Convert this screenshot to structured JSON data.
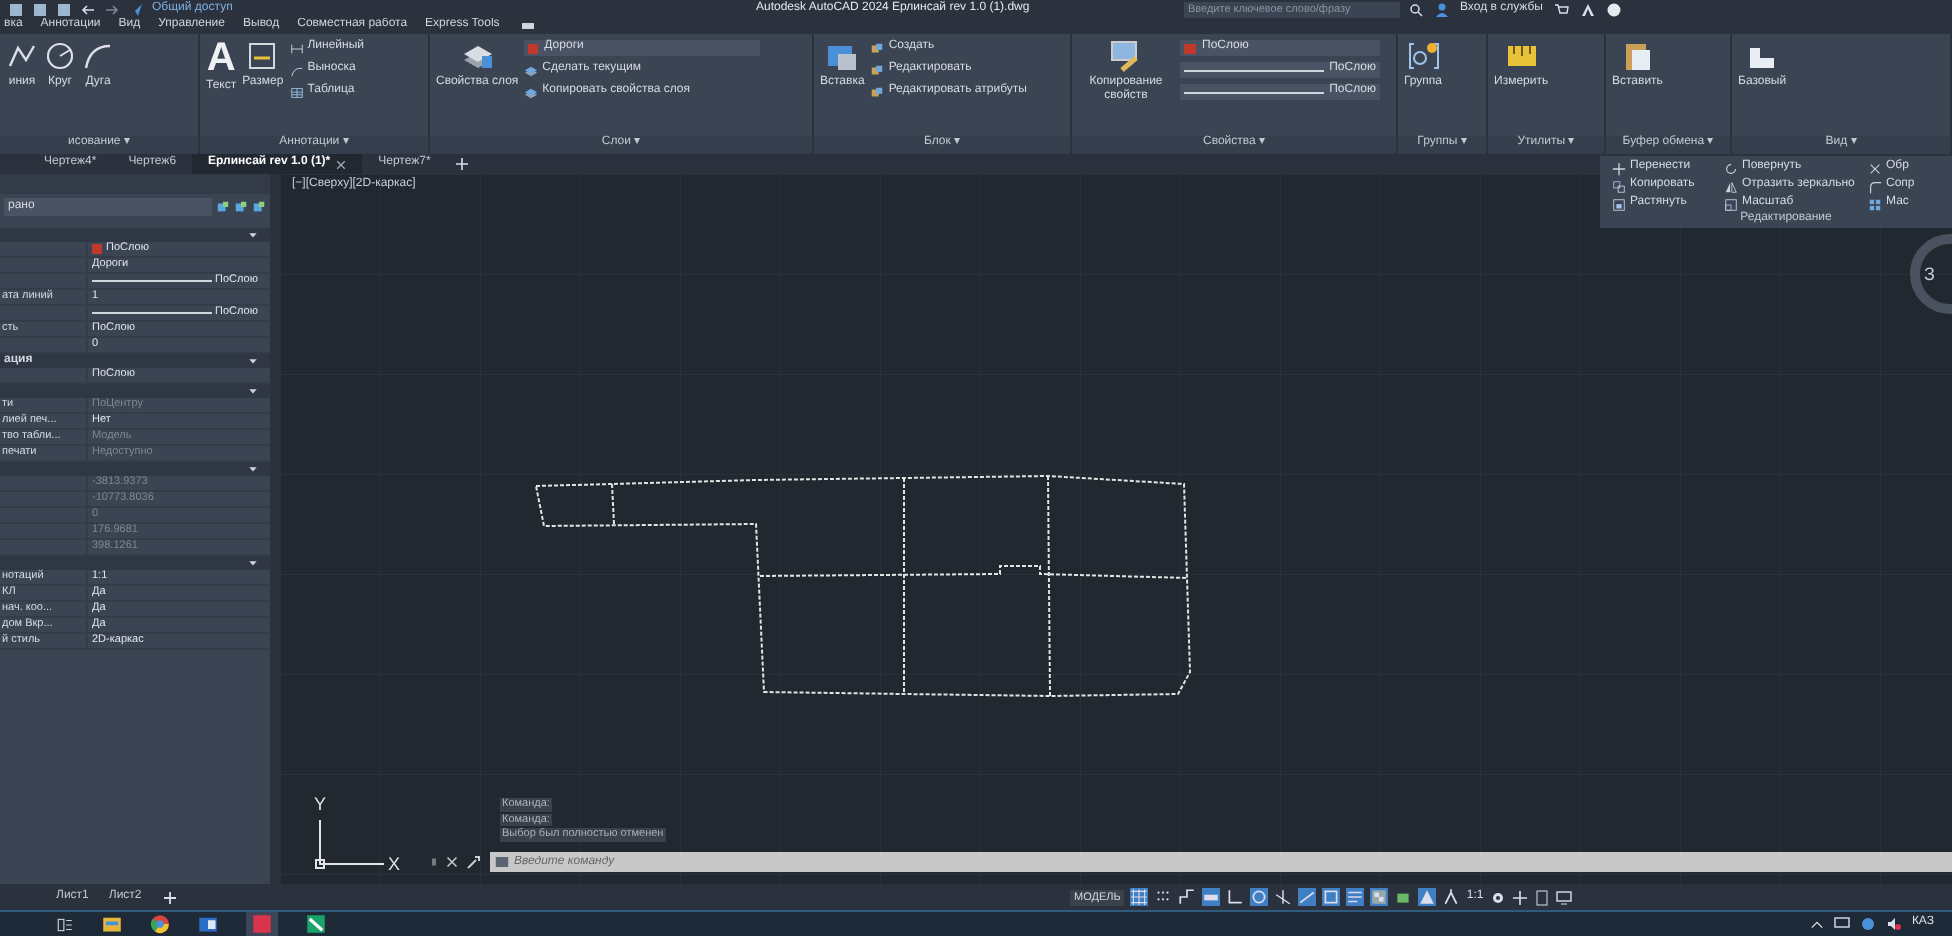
{
  "quick_access": {
    "share_label": "Общий доступ"
  },
  "title": "Autodesk AutoCAD 2024  Ерлинсай rev 1.0 (1).dwg",
  "search": {
    "placeholder": "Введите ключевое слово/фразу"
  },
  "sign_in": "Вход в службы",
  "ribbon_tabs": [
    "вка",
    "Аннотации",
    "Вид",
    "Управление",
    "Вывод",
    "Совместная работа",
    "Express Tools"
  ],
  "ribbon_panels": [
    {
      "label": "исование ▾",
      "big_buttons": [
        "иния",
        "Круг",
        "Дуга"
      ]
    },
    {
      "label": "Аннотации ▾",
      "text_icon": "A",
      "big_buttons": [
        "Текст",
        "Размер"
      ],
      "small_buttons": [
        "Линейный",
        "Выноска",
        "Таблица"
      ]
    },
    {
      "label": "Слои ▾",
      "big_buttons": [
        "Свойства слоя"
      ],
      "layer": {
        "text": "Дороги",
        "color": "#c0392b"
      },
      "small_buttons": [
        "Сделать текущим",
        "Копировать свойства слоя"
      ]
    },
    {
      "label": "Блок ▾",
      "big_buttons": [
        "Вставка"
      ],
      "small_buttons": [
        "Создать",
        "Редактировать",
        "Редактировать атрибуты"
      ]
    },
    {
      "label": "Свойства ▾",
      "big_buttons": [
        "Копирование свойств"
      ],
      "dropdowns": [
        {
          "kind": "color",
          "text": "ПоСлою",
          "color": "#c0392b"
        },
        {
          "kind": "linetype",
          "text": "ПоСлою"
        },
        {
          "kind": "linetype",
          "text": "ПоСлою"
        }
      ]
    },
    {
      "label": "Группы ▾",
      "big_buttons": [
        "Группа"
      ]
    },
    {
      "label": "Утилиты ▾",
      "big_buttons": [
        "Измерить"
      ]
    },
    {
      "label": "Буфер обмена ▾",
      "big_buttons": [
        "Вставить"
      ]
    },
    {
      "label": "Вид ▾",
      "big_buttons": [
        "Базовый"
      ]
    }
  ],
  "document_tabs": [
    {
      "label": "Чертеж4*",
      "selected": false
    },
    {
      "label": "Чертеж6",
      "selected": false
    },
    {
      "label": "Ерлинсай rev 1.0 (1)*",
      "selected": true
    },
    {
      "label": "Чертеж7*",
      "selected": false
    }
  ],
  "edit_panel": {
    "label": "Редактирование",
    "items": [
      "Перенести",
      "Повернуть",
      "Обр",
      "Копировать",
      "Отразить зеркально",
      "Сопр",
      "Растянуть",
      "Масштаб",
      "Мас"
    ]
  },
  "viewport_label": "[−][Сверху][2D-каркас]",
  "viewcube_label": "З",
  "properties_panel": {
    "selection": "рано",
    "sections": [
      {
        "rows": [
          {
            "label": "",
            "value": "ПоСлою",
            "kind": "color",
            "color": "#c0392b",
            "disabled": false
          },
          {
            "label": "",
            "value": "Дороги",
            "kind": "text",
            "disabled": false
          },
          {
            "label": "",
            "value": "ПоСлою",
            "kind": "linetype",
            "disabled": false
          },
          {
            "label": "ата линий",
            "value": "1",
            "kind": "text",
            "disabled": false
          },
          {
            "label": "",
            "value": "ПоСлою",
            "kind": "linetype",
            "disabled": false
          },
          {
            "label": "сть",
            "value": "ПоСлою",
            "kind": "text",
            "disabled": false
          },
          {
            "label": "",
            "value": "0",
            "kind": "text",
            "disabled": false
          }
        ]
      },
      {
        "title": "ация",
        "rows": [
          {
            "label": "",
            "value": "ПоСлою",
            "kind": "text",
            "disabled": false
          }
        ]
      },
      {
        "rows": [
          {
            "label": "ти",
            "value": "ПоЦентру",
            "kind": "text",
            "disabled": true
          },
          {
            "label": "лией печ...",
            "value": "Нет",
            "kind": "text",
            "disabled": false
          },
          {
            "label": "тво табли...",
            "value": "Модель",
            "kind": "text",
            "disabled": true
          },
          {
            "label": "печати",
            "value": "Недоступно",
            "kind": "text",
            "disabled": true
          }
        ]
      },
      {
        "rows": [
          {
            "label": "",
            "value": "-3813.9373",
            "kind": "text",
            "disabled": true
          },
          {
            "label": "",
            "value": "-10773.8036",
            "kind": "text",
            "disabled": true
          },
          {
            "label": "",
            "value": "0",
            "kind": "text",
            "disabled": true
          },
          {
            "label": "",
            "value": "176.9681",
            "kind": "text",
            "disabled": true
          },
          {
            "label": "",
            "value": "398.1261",
            "kind": "text",
            "disabled": true
          }
        ]
      },
      {
        "rows": [
          {
            "label": "нотаций",
            "value": "1:1",
            "kind": "text",
            "disabled": false
          },
          {
            "label": "КЛ",
            "value": "Да",
            "kind": "text",
            "disabled": false
          },
          {
            "label": "нач. коо...",
            "value": "Да",
            "kind": "text",
            "disabled": false
          },
          {
            "label": "дом Вкр...",
            "value": "Да",
            "kind": "text",
            "disabled": false
          },
          {
            "label": "й стиль",
            "value": "2D-каркас",
            "kind": "text",
            "disabled": false
          }
        ]
      }
    ]
  },
  "ucs": {
    "x_label": "X",
    "y_label": "Y"
  },
  "command_history": [
    "Команда:",
    "Команда:",
    "Выбор был полностью отменен"
  ],
  "command_input": {
    "placeholder": "Введите команду"
  },
  "layout_tabs": [
    "Лист1",
    "Лист2"
  ],
  "status_bar": {
    "model_label": "МОДЕЛЬ",
    "scale": "1:1",
    "toggles": [
      {
        "kind": "grid",
        "on": true
      },
      {
        "kind": "snap",
        "on": false
      },
      {
        "kind": "infer",
        "on": false
      },
      {
        "kind": "dynamic-input",
        "on": true
      },
      {
        "kind": "ortho",
        "on": false
      },
      {
        "kind": "polar",
        "on": true
      },
      {
        "kind": "isodraft",
        "on": false
      },
      {
        "kind": "tracking",
        "on": true
      },
      {
        "kind": "osnap",
        "on": true
      },
      {
        "kind": "lineweight",
        "on": true
      },
      {
        "kind": "transparency",
        "on": true
      },
      {
        "kind": "selection",
        "on": false
      },
      {
        "kind": "annotation",
        "on": true
      },
      {
        "kind": "autoscale",
        "on": false
      }
    ]
  },
  "tray": {
    "language": "КАЗ"
  }
}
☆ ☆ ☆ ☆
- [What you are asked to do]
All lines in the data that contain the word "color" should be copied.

- [Expected output]
        "color": "#c0392b"
          "kind": "color",
          "color": "#c0392b"
            "kind": "color",
            "color": "#c0392b",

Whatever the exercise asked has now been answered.